In 2017,'s website underwent a redesign by then-Webmaster Leonardo Mazzone. The new design included features such as the ability for listeners to message presenters in-studio, as well as a more user-friendly approach to reading the site's published content.

In February 2018,'s server 'Megatron' failed, resulting in the station going off-air for the following six months.

Support for Waverley CareEdit

Various on-air and other fundraising events have been held in the past few years, to raise money for Waverley Care. From 2007 until 2014, the main social event was the regular Twist and Shout club night. In 2015, this was replaced by 'Bump n Grind', a 90s and 00s RnB and hip-hop club night, which ran until early 2016. This was succeeded by 'Bo$$y', a club night dedicated to female and non-binary artists. As of 2018, 'Bo$$y' continues to be's primary social event, often with proceeds being donated to Waverley Care. continues to raise funds for Waverley Care, notably through yearly 24-hour broadcasts during the Edinburgh Festival Fringe, as well as proceeds from the University of Edinburgh Media Societies Ball, and club nights such as 'Bo$$y' and 'Night Fever'.

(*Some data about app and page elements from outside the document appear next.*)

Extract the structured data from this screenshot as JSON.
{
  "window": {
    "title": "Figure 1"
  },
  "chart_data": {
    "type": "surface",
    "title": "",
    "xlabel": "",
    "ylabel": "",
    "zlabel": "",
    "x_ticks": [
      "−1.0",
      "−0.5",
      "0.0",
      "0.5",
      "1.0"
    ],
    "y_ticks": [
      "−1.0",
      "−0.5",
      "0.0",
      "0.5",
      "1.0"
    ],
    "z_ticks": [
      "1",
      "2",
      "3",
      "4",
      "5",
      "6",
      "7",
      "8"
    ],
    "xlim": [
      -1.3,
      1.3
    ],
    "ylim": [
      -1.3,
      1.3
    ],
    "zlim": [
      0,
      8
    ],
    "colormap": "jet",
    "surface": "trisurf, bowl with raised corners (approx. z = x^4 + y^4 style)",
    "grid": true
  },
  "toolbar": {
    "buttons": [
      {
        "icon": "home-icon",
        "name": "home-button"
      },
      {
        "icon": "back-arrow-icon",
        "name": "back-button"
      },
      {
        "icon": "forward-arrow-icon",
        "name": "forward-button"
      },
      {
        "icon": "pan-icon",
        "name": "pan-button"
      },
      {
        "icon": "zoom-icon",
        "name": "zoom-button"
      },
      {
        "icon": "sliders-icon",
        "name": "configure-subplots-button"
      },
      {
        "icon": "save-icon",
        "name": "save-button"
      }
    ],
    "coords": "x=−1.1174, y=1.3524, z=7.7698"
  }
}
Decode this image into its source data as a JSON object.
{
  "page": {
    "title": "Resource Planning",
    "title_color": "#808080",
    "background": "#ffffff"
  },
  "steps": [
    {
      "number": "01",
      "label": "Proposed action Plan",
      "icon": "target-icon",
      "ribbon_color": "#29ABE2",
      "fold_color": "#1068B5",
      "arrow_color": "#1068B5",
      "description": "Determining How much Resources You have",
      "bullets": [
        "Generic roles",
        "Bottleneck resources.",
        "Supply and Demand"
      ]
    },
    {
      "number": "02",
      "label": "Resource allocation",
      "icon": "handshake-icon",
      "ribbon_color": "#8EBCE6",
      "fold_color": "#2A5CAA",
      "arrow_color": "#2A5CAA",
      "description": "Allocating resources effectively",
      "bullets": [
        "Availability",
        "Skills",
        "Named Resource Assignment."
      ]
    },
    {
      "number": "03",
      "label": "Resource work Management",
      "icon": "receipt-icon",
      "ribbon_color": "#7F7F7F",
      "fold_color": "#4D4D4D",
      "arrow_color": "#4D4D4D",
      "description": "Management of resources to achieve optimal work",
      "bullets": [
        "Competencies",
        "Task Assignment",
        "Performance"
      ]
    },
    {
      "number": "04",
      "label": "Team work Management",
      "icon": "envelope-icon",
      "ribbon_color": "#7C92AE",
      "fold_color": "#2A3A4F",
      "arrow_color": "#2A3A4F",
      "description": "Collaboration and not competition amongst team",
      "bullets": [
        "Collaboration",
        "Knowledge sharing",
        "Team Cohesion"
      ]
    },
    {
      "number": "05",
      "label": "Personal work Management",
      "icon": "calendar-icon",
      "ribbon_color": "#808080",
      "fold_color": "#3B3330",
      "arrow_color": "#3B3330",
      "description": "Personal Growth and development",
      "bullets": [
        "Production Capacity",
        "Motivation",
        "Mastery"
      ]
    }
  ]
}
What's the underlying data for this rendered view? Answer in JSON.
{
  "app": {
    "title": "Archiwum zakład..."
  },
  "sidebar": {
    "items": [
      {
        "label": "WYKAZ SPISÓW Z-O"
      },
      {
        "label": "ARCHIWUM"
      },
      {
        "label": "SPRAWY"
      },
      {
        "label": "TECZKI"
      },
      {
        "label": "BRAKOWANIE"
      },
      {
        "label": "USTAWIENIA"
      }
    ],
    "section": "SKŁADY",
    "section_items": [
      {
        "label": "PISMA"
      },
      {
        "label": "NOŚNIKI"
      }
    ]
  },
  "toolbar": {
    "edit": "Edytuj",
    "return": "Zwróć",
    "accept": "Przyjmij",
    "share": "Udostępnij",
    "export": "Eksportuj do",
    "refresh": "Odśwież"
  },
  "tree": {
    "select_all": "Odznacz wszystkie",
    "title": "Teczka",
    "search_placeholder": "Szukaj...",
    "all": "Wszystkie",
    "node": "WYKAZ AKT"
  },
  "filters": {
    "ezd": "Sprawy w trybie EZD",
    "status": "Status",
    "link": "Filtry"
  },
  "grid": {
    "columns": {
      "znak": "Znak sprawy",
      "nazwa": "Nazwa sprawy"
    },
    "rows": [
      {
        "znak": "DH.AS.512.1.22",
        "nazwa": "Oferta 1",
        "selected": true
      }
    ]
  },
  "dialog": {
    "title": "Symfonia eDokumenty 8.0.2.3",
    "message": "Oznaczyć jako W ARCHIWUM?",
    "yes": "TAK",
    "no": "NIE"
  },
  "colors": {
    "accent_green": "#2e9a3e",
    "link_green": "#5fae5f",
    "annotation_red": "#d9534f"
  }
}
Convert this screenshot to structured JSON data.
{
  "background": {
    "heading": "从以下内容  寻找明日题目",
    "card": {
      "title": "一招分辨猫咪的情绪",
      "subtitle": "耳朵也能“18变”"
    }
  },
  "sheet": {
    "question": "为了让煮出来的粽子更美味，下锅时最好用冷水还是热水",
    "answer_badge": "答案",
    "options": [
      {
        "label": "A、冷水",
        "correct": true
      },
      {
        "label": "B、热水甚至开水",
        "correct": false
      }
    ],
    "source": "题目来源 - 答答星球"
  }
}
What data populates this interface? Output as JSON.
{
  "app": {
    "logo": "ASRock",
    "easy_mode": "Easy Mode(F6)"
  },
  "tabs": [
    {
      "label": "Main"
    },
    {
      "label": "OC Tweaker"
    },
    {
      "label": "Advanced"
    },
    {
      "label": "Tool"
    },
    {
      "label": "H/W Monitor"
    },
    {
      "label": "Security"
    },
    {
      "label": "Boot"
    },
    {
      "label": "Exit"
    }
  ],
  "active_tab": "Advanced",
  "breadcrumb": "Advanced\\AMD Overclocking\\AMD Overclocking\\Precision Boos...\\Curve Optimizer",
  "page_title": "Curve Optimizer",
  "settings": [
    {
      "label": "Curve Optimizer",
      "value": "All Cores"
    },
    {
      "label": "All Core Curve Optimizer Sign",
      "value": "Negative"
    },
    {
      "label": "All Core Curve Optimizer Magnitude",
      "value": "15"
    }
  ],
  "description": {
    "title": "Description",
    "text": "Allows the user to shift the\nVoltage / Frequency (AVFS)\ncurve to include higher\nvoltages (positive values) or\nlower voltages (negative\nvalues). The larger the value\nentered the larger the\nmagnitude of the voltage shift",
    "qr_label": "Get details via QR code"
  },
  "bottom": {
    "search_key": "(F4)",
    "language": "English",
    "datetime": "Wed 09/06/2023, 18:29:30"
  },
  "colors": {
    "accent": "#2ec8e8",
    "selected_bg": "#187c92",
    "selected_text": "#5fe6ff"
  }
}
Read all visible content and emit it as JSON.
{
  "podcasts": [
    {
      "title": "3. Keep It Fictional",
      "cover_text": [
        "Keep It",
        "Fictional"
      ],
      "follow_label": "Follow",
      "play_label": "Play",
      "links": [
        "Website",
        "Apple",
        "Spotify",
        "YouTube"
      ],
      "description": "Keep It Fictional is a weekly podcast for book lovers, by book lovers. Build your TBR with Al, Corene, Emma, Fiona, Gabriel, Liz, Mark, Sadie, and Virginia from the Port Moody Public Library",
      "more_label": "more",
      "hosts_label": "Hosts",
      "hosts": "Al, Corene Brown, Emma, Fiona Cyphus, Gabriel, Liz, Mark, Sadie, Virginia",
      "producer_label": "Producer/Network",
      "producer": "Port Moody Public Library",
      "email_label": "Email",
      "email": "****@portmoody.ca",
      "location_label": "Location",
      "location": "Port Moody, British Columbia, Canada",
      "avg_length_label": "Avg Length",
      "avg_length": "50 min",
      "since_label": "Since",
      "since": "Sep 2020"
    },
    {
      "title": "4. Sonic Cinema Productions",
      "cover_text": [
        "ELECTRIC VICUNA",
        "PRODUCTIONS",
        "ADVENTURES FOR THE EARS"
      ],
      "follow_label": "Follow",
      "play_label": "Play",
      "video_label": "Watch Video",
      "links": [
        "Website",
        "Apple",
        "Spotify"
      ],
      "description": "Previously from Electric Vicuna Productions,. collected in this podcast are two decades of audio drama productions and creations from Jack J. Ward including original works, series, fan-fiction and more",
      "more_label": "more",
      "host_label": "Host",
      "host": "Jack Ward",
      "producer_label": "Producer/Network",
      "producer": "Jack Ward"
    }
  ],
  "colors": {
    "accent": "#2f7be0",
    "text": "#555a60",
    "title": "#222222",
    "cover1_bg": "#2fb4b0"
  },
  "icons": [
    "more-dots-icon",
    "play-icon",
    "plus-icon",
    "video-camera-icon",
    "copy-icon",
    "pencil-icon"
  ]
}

Fresh FringeEdit

The successful broadcast of 2006/2007 meant that Fresh Air was in a position to start covering the Edinburgh Fringe Festival in August 2007, the only Internet radio station to do so.[8]Fresh Air at the Festival, now 'Fresh Fringe' operates as a separate entity from the normal term time station, with its own dedicated committee and separate sources of funding. The first broadcast in 2007 focused on interviewing comedians at the festival rather than presenting music and building unique shows, and subsequent broadcasts have revolved around creating more opportunities for creating a variety of shows and allowing the presenters more freedom.

Notable guests have included Isy Suttie, Arj Barker, Boy with Tape on his Face, Reginald D Hunter and Mark Watson. In 2012, Watson stopped off at studios on a mammoth day to promote his book The Knot. Scott Hutchinson from Frightened Rabbit performed an exclusive session in the studio as part of the 2012 24-hour broadcast.

Today, continues its coverage of the Edinburgh Fringe Festival under the name 'Fresh Fringe'.

See alsoEdit


  1. ^ "Committee". Retrieved 26 July 2017.
  2. ^ "The History of Fresh Air" Archived 27 August 2008 at the Wayback Machine. Retrieved 27 February 2010.
  3. ^ "It's a breeze as Fresh Air is voted best student radio". Edinburgh Evening News. 24 November 2004. Retrieved 26 July 2015.
  4. ^ "Radio station returns for Fresh series". Edinburgh Evening News. 3 February 2005. Retrieved 26 July 2015.
  5. ^ Edward, Rhiannon; "New all-talk radio hopes to get tongues wagging", The Scotsman, 15 February 2006.
  6. ^ "Leith FM makes waves with tests". Edinburgh Evening News. 24 March 2007. Retrieved 26 July 2015.
  7. ^ a b "Student on air for 24 hours". Edinburgh Evening News. 12 February 2007. Retrieved 26 July 2015.
  8. ^ "Student radio airs its plans". The Scotsman. 17 May 2007. Retrieved 26 July 2015.

External linksEdit